When many people hear the word bankruptcy, they often think about the prospect of losing it all. That’s not always the way things work out, though. While Chapter 7 bankruptcy does involve the liquidation of your assets to pay off your creditors, some property may be exempt from this process.
What’s the difference between exempt and nonexempt assets?
Generally, the bankruptcy court considers any property that they can liquidate as a nonexempt asset. Some debtors don’t have any property that qualifies as such, though and thus, the court may deem that person’s case as nonexempt. Creditors won’t receive any money from you if you file such a case.
Each state classifies assets into exempt and nonexempt categories differently. The federal government has its own definition for each of these categories as well. Some states allow debtors to choose between the two different interpretations of these concepts.
Items that are typically considered nonexempt assets include any residence other than your primary one and any car you own that has equity built up in it. Other valuable possessions that you may have, including nonemployment-related musical instruments, jewelry, investments, clothing, coin or stamp collections and artwork, may also qualify as nonexempt assets from the bankruptcy court’s perspective.
What happens if you have nonexempt assets?
Any debtor that files for Chapter 7 bankruptcy who has nonexempt assets can expect their creditors to file claims against them. The trustee presiding over your case will seize them, sell them off and disburse any proceeds to the creditors. There are some rare situations in which the court may not sell off your nonexempt assets because they’re too difficult to sell or they have too little of value.
Although it may be tempting to hide assets so that you don’t have to part ways with them, you shouldn’t, as it’s illegal to do so. The court may also attempt to recover any property that you sell off immediately before filing bankruptcy and even discharge your case. You may also face charges for bankruptcy fraud, which is a felony.

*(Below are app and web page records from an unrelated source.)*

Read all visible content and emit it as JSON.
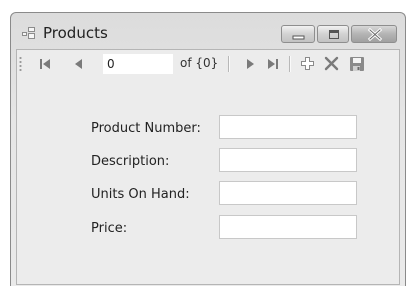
{
  "window": {
    "title": "Products",
    "controls": {
      "minimize_icon": "minimize-icon",
      "maximize_icon": "maximize-icon",
      "close_icon": "close-icon"
    }
  },
  "navigator": {
    "position_value": "0",
    "count_text": "of {0}",
    "icons": [
      "move-first-icon",
      "move-previous-icon",
      "move-next-icon",
      "move-last-icon",
      "add-new-icon",
      "delete-icon",
      "save-icon"
    ]
  },
  "form": {
    "product_number_label": "Product Number:",
    "description_label": "Description:",
    "units_on_hand_label": "Units On Hand:",
    "price_label": "Price:",
    "product_number_value": "",
    "description_value": "",
    "units_on_hand_value": "",
    "price_value": ""
  },
  "colors": {
    "window_bg": "#e6e6e6",
    "field_bg": "#ffffff",
    "icon_gray": "#7a7a7a",
    "close_button": "#a8a8a8"
  }
}
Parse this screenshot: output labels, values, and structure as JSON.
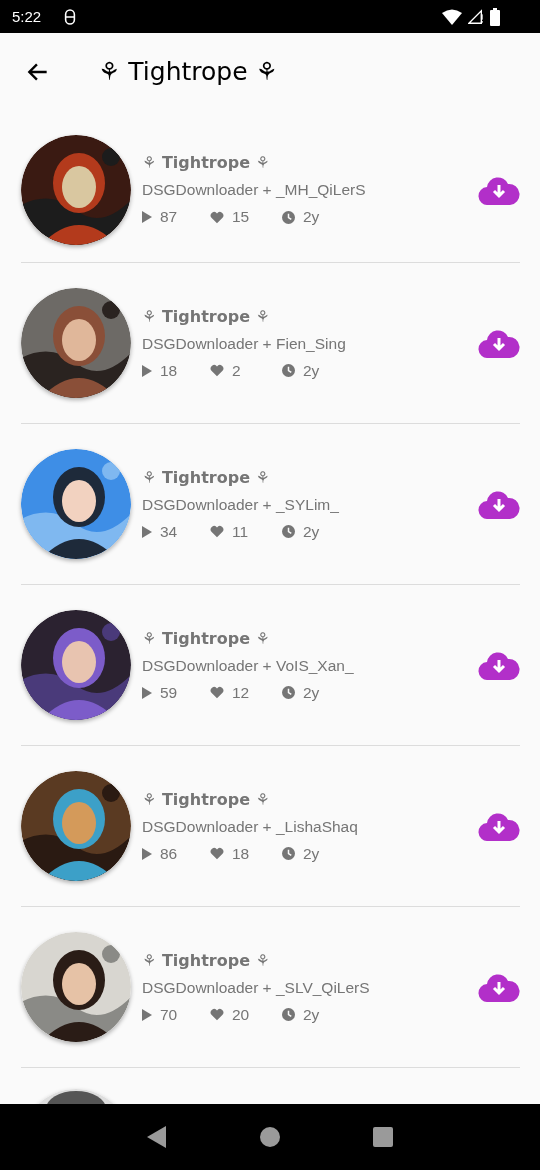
{
  "status_bar": {
    "time": "5:22"
  },
  "app_bar": {
    "title": "⚘ Tightrope ⚘"
  },
  "items": [
    {
      "kind": "track",
      "title": "⚘ Tightrope ⚘",
      "subtitle": "DSGDownloader + _MH_QiLerS",
      "plays": "87",
      "likes": "15",
      "age": "2y"
    },
    {
      "kind": "track",
      "title": "⚘ Tightrope ⚘",
      "subtitle": "DSGDownloader + Fien_Sing",
      "plays": "18",
      "likes": "2",
      "age": "2y"
    },
    {
      "kind": "track",
      "title": "⚘ Tightrope ⚘",
      "subtitle": "DSGDownloader + _SYLim_",
      "plays": "34",
      "likes": "11",
      "age": "2y"
    },
    {
      "kind": "track",
      "title": "⚘ Tightrope ⚘",
      "subtitle": "DSGDownloader + VoIS_Xan_",
      "plays": "59",
      "likes": "12",
      "age": "2y"
    },
    {
      "kind": "track",
      "title": "⚘ Tightrope ⚘",
      "subtitle": "DSGDownloader + _LishaShaq",
      "plays": "86",
      "likes": "18",
      "age": "2y"
    },
    {
      "kind": "track",
      "title": "⚘ Tightrope ⚘",
      "subtitle": "DSGDownloader + _SLV_QiLerS",
      "plays": "70",
      "likes": "20",
      "age": "2y"
    },
    {
      "kind": "partial"
    }
  ]
}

The prospect of losing your possessions can be both scary and disappointing. An attorney can go over what Oklahoma law classifies as exempt and nonexempt property. Your Norman lawyer can then help you determine whether filing for Chapter 7 bankruptcy is ideal for you in your situation.